====== Source information

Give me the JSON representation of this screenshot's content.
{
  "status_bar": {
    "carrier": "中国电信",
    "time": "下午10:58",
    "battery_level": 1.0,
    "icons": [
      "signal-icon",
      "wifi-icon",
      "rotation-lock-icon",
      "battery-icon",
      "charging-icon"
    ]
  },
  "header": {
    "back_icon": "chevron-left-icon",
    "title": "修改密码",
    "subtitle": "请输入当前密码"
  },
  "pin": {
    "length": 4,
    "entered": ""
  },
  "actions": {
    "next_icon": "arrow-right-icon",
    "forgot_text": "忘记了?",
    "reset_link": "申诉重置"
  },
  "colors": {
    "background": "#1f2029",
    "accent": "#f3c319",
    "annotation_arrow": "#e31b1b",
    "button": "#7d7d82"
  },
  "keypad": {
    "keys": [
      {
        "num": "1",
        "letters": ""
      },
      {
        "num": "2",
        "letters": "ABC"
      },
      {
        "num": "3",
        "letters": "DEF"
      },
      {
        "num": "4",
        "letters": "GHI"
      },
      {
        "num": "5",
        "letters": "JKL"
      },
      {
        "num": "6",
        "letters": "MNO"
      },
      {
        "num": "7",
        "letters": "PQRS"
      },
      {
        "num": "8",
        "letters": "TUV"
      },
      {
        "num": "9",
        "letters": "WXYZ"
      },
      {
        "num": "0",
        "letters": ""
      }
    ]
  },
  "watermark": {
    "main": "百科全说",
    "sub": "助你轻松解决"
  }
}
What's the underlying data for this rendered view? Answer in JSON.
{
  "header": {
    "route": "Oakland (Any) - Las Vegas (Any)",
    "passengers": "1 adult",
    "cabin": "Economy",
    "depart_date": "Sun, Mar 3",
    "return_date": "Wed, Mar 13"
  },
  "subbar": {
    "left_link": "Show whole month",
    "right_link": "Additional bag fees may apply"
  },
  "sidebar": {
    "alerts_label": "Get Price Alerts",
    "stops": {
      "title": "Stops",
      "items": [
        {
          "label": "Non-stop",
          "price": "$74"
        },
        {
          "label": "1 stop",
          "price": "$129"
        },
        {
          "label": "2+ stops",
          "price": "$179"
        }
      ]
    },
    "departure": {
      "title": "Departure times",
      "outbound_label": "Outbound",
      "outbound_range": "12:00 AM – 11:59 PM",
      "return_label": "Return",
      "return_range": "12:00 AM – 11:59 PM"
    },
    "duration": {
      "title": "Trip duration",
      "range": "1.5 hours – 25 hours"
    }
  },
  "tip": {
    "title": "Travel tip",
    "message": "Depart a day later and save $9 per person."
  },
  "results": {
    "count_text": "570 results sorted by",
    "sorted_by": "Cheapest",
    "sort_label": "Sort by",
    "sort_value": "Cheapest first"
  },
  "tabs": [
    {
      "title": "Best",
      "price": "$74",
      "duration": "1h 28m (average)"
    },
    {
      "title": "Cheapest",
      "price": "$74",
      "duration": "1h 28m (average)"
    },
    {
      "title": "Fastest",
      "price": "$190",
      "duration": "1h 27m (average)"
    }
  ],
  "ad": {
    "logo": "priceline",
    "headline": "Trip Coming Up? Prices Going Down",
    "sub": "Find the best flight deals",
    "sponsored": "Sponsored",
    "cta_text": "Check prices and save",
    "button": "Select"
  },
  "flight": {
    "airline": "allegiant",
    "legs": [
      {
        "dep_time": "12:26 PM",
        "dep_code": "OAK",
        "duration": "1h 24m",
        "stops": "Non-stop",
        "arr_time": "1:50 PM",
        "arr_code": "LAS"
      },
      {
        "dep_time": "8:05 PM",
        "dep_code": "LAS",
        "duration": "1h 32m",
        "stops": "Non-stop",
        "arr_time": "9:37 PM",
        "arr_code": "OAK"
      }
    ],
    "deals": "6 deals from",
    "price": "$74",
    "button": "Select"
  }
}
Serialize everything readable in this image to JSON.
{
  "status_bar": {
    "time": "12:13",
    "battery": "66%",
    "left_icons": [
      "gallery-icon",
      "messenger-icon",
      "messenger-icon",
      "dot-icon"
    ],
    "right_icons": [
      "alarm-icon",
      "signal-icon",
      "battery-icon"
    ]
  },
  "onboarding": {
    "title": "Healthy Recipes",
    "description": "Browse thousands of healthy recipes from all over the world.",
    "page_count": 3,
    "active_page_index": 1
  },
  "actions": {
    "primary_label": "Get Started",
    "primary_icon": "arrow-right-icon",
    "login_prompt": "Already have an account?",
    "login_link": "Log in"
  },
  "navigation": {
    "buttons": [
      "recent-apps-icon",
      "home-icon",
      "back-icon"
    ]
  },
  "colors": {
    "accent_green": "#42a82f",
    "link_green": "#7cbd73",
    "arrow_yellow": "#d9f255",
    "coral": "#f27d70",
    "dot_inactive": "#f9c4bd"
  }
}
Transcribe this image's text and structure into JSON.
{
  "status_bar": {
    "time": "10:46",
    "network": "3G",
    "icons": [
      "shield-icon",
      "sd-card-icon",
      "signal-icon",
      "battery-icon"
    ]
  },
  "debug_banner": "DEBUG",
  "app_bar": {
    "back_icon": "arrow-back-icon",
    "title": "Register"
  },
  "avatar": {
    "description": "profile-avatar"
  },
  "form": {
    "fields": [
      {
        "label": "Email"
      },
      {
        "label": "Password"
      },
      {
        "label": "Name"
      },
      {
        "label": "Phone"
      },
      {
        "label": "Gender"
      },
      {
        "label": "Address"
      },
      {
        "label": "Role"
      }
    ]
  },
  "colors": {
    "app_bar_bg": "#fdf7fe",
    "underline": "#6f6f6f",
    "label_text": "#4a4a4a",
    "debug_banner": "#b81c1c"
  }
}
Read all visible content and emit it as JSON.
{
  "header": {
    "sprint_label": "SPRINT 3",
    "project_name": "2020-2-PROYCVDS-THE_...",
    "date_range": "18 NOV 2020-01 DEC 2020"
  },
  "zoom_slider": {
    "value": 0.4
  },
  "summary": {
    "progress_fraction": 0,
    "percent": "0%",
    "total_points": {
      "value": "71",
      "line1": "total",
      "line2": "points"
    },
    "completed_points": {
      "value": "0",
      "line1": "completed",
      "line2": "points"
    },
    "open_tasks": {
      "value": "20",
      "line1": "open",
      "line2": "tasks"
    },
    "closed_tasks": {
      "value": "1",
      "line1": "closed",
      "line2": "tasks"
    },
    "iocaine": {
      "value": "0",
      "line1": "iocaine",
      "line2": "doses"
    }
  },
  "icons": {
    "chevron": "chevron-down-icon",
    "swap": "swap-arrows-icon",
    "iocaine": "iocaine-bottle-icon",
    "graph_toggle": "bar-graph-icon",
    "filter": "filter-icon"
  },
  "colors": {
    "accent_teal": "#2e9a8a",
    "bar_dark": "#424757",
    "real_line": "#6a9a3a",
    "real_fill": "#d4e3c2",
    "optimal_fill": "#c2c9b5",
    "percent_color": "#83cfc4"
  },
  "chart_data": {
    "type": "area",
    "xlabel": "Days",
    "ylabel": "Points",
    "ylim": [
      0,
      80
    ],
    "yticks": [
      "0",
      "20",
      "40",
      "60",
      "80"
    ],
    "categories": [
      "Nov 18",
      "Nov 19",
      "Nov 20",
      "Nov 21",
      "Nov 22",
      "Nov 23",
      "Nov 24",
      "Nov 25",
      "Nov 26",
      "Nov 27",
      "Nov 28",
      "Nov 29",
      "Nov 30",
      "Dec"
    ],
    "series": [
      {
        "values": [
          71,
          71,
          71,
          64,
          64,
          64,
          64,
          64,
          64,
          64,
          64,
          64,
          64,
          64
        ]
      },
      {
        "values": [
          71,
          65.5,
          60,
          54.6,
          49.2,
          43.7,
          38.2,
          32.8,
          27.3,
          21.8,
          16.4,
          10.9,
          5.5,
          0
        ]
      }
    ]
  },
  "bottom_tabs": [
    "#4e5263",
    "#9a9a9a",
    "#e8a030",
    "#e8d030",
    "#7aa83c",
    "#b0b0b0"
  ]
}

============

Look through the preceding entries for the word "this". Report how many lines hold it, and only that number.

4